Corporate Team of the Year
For this award, consideration will be given to mergers and acquisitions work, as well as disposals, joint ventures and equity capital markets listings. It is not the value of the deal that will concern judges as much as evidence of outstanding transactional advice and commitment to the client in the context of one exceptional deal.
Advising Lavendon Group on an unsolicited takeover approach from the Belgian company TVH. This led to a takeover battle with rival French group Loxam, which saw the initial bid of 205p a share rise to Loxam’s final successful bid of 270p a share (£427m in total). The firm facilitated each competing offer.
Slaughter and May - HIGHLY COMMENDED
Jonathan Marks, Paul Mudie, Roland Turnill
Slaughter and May advised Standard Life on its £11bn merger with Aberdeen Asset Management, the largest European asset management deal of 2017. The timeline of the merger, given its scale, was one major challenge - Standard Life announced its offer on 6 March and the deal was closed on 14 August, following regulatory approval in 27 jurisdictions.
Freshfields Bruckhaus Deringer
Advising Henderson Group, on its all-share merger with Janus Capital. The transatlantic nature of the deal, with Henderson listed on the LSE and Janus listed on the NYSE, as well as the fact that Janus’ largest shareholder was the Japanese life insurance company Dai-ichi, required an integrated global approach.
Advising IP Group on its hostile takeover of its AIM-listed rival, Touchstone Innovations. Three major Touchstone shareholders wanted to pursue the offer, which resulted in the £490m hostile takeover. Pinsents successfully navigated its client through extensive negotiations with remaining shareholders, while ensuring that a mandatory bid was not triggered while the negotiations were underway.

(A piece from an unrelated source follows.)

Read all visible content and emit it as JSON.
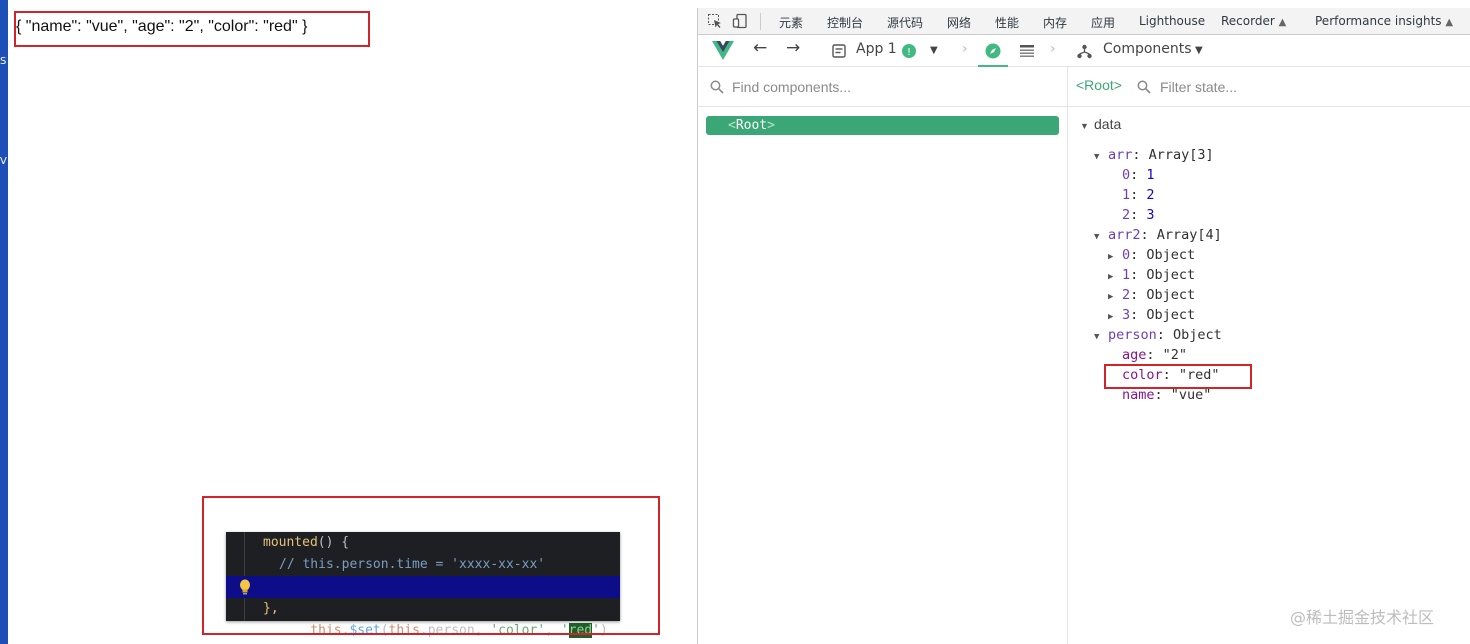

Skadden, Arps, Slate, Meagher & Flom
Lorenzo Corte, Scott Simpson
Representing Konecranes on its $1.5bn acquisition of Terex Corporation’s material handling and port solutions business. A merger of equals was initially agreed in 2015, but was delayed following a competing bid from Chinese state-owned crane company Zoomlion. This triggered a Force-the-Vote clause in the original merger deal, highlighting US national security and funding risks from the Chinese bid.
Sullivan & Cromwell
Tim Emmerson, Ben Perry, Olivier de Vilmorin
Advising French-listed Elis on its $2.76bn takeover of UK-listed rival Berendsen, which was undergoing an extensive operational restructuring at the time. The transaction was initially announced as a hostile takeover, but after some negotiation, Elis upped its bid and the deal was structured as a scheme of arrangement.